◆ **Assignment**
Find all lines in the listing that include the word "this", then copy them.

◆ ◆ ◆ ◆ ◆ ◆ ◆

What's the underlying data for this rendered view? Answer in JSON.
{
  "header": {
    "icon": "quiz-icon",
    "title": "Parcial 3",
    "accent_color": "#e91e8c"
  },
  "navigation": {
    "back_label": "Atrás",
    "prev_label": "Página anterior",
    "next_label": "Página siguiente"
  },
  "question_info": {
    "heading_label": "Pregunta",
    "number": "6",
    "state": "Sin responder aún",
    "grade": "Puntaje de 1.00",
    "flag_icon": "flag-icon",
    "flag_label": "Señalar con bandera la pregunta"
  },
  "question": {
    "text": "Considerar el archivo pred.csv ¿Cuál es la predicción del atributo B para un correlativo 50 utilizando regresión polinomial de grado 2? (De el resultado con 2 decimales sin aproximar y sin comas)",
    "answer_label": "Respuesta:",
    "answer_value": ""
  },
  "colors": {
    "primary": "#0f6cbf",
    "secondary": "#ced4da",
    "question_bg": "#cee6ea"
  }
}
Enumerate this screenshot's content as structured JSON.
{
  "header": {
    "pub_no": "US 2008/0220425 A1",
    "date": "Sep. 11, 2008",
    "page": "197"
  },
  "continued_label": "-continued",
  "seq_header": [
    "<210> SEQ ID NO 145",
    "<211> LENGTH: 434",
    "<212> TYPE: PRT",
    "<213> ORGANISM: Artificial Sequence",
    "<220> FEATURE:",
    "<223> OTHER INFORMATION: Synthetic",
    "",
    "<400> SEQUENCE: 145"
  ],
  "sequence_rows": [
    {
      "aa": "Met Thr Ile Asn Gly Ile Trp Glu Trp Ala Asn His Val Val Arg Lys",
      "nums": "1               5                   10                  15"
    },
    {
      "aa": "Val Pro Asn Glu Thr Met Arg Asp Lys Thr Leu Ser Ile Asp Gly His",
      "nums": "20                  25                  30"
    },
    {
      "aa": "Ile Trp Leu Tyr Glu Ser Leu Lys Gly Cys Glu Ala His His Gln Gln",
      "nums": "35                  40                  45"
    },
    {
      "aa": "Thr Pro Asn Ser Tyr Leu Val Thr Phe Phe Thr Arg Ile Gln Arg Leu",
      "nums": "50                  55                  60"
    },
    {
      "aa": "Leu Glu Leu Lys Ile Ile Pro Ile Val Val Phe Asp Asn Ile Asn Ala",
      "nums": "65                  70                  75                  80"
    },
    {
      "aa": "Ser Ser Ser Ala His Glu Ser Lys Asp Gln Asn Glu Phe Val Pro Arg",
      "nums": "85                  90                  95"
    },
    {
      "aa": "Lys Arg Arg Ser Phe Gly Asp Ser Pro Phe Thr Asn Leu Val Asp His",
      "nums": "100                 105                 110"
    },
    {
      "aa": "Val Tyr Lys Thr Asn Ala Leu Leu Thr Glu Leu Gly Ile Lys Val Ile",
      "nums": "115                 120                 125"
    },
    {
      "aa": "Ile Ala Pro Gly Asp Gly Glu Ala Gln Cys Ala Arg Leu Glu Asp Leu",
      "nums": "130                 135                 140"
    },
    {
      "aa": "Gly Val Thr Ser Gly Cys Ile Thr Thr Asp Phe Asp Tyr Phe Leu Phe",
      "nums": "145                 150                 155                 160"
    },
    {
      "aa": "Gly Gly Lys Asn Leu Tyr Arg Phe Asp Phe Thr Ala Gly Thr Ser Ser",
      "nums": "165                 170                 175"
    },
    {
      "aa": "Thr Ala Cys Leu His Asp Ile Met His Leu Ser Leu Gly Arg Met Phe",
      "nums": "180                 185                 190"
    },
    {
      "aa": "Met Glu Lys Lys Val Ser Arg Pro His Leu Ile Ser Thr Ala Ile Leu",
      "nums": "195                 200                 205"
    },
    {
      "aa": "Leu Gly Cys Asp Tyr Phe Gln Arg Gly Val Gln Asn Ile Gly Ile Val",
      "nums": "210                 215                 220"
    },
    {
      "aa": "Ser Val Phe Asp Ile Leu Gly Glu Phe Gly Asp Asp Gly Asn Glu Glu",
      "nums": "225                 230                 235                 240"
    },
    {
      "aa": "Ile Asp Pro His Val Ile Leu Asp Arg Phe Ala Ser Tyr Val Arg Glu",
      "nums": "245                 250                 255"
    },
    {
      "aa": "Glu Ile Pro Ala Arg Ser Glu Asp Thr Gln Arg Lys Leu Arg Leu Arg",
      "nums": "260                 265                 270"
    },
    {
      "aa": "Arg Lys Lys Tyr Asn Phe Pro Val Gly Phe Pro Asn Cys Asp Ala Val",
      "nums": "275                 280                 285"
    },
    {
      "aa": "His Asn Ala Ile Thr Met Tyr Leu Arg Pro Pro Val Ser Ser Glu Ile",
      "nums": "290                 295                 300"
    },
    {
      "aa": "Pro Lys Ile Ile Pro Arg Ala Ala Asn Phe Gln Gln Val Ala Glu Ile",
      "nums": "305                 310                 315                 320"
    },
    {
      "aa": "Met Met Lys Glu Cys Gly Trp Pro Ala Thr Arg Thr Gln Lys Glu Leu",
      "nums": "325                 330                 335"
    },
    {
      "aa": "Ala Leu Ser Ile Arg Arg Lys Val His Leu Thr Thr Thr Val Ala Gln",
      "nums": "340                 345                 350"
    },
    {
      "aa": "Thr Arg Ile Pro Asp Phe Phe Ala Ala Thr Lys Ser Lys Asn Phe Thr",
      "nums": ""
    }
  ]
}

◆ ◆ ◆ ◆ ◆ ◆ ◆

◆ **Completed task**
What's the underlying data for this rendered view? Answer in JSON.
Enumerate this screenshot's content as structured JSON.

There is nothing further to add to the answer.